Exercise: Return every record exactly as written.

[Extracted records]
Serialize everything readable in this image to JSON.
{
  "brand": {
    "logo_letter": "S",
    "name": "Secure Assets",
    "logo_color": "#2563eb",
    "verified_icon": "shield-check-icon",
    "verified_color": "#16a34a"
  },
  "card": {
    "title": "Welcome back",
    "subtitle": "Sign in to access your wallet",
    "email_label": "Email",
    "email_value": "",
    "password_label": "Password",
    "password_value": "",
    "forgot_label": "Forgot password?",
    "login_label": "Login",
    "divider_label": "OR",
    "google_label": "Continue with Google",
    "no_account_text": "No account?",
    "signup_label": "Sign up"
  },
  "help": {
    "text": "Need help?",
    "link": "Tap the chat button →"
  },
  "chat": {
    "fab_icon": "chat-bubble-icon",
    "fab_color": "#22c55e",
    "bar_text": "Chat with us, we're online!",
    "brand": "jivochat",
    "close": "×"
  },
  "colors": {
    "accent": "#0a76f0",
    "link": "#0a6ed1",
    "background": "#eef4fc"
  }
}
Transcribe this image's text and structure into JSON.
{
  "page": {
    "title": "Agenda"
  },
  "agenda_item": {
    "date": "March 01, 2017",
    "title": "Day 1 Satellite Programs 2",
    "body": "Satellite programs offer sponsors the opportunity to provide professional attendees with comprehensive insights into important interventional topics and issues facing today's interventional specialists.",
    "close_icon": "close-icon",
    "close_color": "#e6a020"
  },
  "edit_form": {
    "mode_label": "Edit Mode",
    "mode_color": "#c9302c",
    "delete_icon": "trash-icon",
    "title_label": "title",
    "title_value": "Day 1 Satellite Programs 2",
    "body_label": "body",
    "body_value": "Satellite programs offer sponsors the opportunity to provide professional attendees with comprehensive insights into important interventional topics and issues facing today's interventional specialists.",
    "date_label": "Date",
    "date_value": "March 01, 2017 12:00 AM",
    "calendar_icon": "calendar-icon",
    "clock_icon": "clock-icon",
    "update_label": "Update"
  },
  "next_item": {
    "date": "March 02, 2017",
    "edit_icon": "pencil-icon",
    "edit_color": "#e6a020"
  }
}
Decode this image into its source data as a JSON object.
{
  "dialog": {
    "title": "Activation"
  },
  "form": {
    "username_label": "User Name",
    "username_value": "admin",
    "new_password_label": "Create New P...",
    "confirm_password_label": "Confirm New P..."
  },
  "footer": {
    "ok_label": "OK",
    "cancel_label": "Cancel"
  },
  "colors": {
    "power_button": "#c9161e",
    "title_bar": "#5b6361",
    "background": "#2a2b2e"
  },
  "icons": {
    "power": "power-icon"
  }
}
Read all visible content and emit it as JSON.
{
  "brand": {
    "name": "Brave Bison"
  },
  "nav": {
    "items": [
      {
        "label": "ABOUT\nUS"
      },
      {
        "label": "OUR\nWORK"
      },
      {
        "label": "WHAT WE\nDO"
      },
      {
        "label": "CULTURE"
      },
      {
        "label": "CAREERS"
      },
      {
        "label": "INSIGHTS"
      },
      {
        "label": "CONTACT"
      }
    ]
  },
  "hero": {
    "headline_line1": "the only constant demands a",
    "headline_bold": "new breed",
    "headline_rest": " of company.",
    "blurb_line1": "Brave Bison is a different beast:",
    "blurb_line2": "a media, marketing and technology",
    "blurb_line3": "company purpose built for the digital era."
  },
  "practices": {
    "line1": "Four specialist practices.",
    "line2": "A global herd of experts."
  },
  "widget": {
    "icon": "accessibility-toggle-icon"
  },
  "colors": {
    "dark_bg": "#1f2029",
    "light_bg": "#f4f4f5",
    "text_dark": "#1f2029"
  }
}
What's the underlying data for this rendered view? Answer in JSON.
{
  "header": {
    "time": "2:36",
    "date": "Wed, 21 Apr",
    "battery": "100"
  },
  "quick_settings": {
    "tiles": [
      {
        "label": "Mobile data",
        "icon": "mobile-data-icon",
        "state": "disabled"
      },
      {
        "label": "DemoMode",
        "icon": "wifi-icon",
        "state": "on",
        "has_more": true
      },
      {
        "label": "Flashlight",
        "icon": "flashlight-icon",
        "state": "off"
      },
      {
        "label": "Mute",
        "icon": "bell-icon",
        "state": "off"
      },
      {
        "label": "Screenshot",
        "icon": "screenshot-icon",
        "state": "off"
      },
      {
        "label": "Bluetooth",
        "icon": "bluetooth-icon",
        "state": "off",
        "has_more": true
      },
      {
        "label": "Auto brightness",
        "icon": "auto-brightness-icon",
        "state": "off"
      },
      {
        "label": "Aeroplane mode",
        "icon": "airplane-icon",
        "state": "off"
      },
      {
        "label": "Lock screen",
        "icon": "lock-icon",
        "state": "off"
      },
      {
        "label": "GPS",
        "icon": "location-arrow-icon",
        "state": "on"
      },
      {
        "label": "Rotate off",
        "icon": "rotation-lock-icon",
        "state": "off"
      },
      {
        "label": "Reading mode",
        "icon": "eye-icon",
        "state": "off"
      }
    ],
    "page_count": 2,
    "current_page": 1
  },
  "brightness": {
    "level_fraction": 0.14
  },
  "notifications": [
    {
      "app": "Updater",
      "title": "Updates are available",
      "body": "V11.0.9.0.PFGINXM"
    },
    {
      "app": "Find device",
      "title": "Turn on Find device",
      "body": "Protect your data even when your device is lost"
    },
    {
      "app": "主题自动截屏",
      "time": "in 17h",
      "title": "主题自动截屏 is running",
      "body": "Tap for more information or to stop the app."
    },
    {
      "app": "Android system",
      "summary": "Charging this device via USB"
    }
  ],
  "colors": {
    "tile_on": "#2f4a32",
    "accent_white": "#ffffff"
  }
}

Answer to this problem:
Serialize everything readable in this image to JSON.
{
  "brand": {
    "logo_letter": "S",
    "name": "Secure Assets",
    "logo_color": "#2563eb",
    "verified_icon": "shield-check-icon",
    "verified_color": "#16a34a"
  },
  "card": {
    "title": "Welcome back",
    "subtitle": "Sign in to access your wallet",
    "email_label": "Email",
    "email_value": "",
    "password_label": "Password",
    "password_value": "",
    "forgot_label": "Forgot password?",
    "login_label": "Login",
    "divider_label": "OR",
    "google_label": "Continue with Google",
    "no_account_text": "No account?",
    "signup_label": "Sign up"
  },
  "help": {
    "text": "Need help?",
    "link": "Tap the chat button →"
  },
  "chat": {
    "fab_icon": "chat-bubble-icon",
    "fab_color": "#22c55e",
    "bar_text": "Chat with us, we're online!",
    "brand": "jivochat",
    "close": "×"
  },
  "colors": {
    "accent": "#0a76f0",
    "link": "#0a6ed1",
    "background": "#eef4fc"
  }
}
Transcribe this image's text and structure into JSON.
{
  "page": {
    "title": "Agenda"
  },
  "agenda_item": {
    "date": "March 01, 2017",
    "title": "Day 1 Satellite Programs 2",
    "body": "Satellite programs offer sponsors the opportunity to provide professional attendees with comprehensive insights into important interventional topics and issues facing today's interventional specialists.",
    "close_icon": "close-icon",
    "close_color": "#e6a020"
  },
  "edit_form": {
    "mode_label": "Edit Mode",
    "mode_color": "#c9302c",
    "delete_icon": "trash-icon",
    "title_label": "title",
    "title_value": "Day 1 Satellite Programs 2",
    "body_label": "body",
    "body_value": "Satellite programs offer sponsors the opportunity to provide professional attendees with comprehensive insights into important interventional topics and issues facing today's interventional specialists.",
    "date_label": "Date",
    "date_value": "March 01, 2017 12:00 AM",
    "calendar_icon": "calendar-icon",
    "clock_icon": "clock-icon",
    "update_label": "Update"
  },
  "next_item": {
    "date": "March 02, 2017",
    "edit_icon": "pencil-icon",
    "edit_color": "#e6a020"
  }
}
Decode this image into its source data as a JSON object.
{
  "dialog": {
    "title": "Activation"
  },
  "form": {
    "username_label": "User Name",
    "username_value": "admin",
    "new_password_label": "Create New P...",
    "confirm_password_label": "Confirm New P..."
  },
  "footer": {
    "ok_label": "OK",
    "cancel_label": "Cancel"
  },
  "colors": {
    "power_button": "#c9161e",
    "title_bar": "#5b6361",
    "background": "#2a2b2e"
  },
  "icons": {
    "power": "power-icon"
  }
}
Read all visible content and emit it as JSON.
{
  "brand": {
    "name": "Brave Bison"
  },
  "nav": {
    "items": [
      {
        "label": "ABOUT\nUS"
      },
      {
        "label": "OUR\nWORK"
      },
      {
        "label": "WHAT WE\nDO"
      },
      {
        "label": "CULTURE"
      },
      {
        "label": "CAREERS"
      },
      {
        "label": "INSIGHTS"
      },
      {
        "label": "CONTACT"
      }
    ]
  },
  "hero": {
    "headline_line1": "the only constant demands a",
    "headline_bold": "new breed",
    "headline_rest": " of company.",
    "blurb_line1": "Brave Bison is a different beast:",
    "blurb_line2": "a media, marketing and technology",
    "blurb_line3": "company purpose built for the digital era."
  },
  "practices": {
    "line1": "Four specialist practices.",
    "line2": "A global herd of experts."
  },
  "widget": {
    "icon": "accessibility-toggle-icon"
  },
  "colors": {
    "dark_bg": "#1f2029",
    "light_bg": "#f4f4f5",
    "text_dark": "#1f2029"
  }
}
What's the underlying data for this rendered view? Answer in JSON.
{
  "header": {
    "time": "2:36",
    "date": "Wed, 21 Apr",
    "battery": "100"
  },
  "quick_settings": {
    "tiles": [
      {
        "label": "Mobile data",
        "icon": "mobile-data-icon",
        "state": "disabled"
      },
      {
        "label": "DemoMode",
        "icon": "wifi-icon",
        "state": "on",
        "has_more": true
      },
      {
        "label": "Flashlight",
        "icon": "flashlight-icon",
        "state": "off"
      },
      {
        "label": "Mute",
        "icon": "bell-icon",
        "state": "off"
      },
      {
        "label": "Screenshot",
        "icon": "screenshot-icon",
        "state": "off"
      },
      {
        "label": "Bluetooth",
        "icon": "bluetooth-icon",
        "state": "off",
        "has_more": true
      },
      {
        "label": "Auto brightness",
        "icon": "auto-brightness-icon",
        "state": "off"
      },
      {
        "label": "Aeroplane mode",
        "icon": "airplane-icon",
        "state": "off"
      },
      {
        "label": "Lock screen",
        "icon": "lock-icon",
        "state": "off"
      },
      {
        "label": "GPS",
        "icon": "location-arrow-icon",
        "state": "on"
      },
      {
        "label": "Rotate off",
        "icon": "rotation-lock-icon",
        "state": "off"
      },
      {
        "label": "Reading mode",
        "icon": "eye-icon",
        "state": "off"
      }
    ],
    "page_count": 2,
    "current_page": 1
  },
  "brightness": {
    "level_fraction": 0.14
  },
  "notifications": [
    {
      "app": "Updater",
      "title": "Updates are available",
      "body": "V11.0.9.0.PFGINXM"
    },
    {
      "app": "Find device",
      "title": "Turn on Find device",
      "body": "Protect your data even when your device is lost"
    },
    {
      "app": "主题自动截屏",
      "time": "in 17h",
      "title": "主题自动截屏 is running",
      "body": "Tap for more information or to stop the app."
    },
    {
      "app": "Android system",
      "summary": "Charging this device via USB"
    }
  ],
  "colors": {
    "tile_on": "#2f4a32",
    "accent_white": "#ffffff"
  }
}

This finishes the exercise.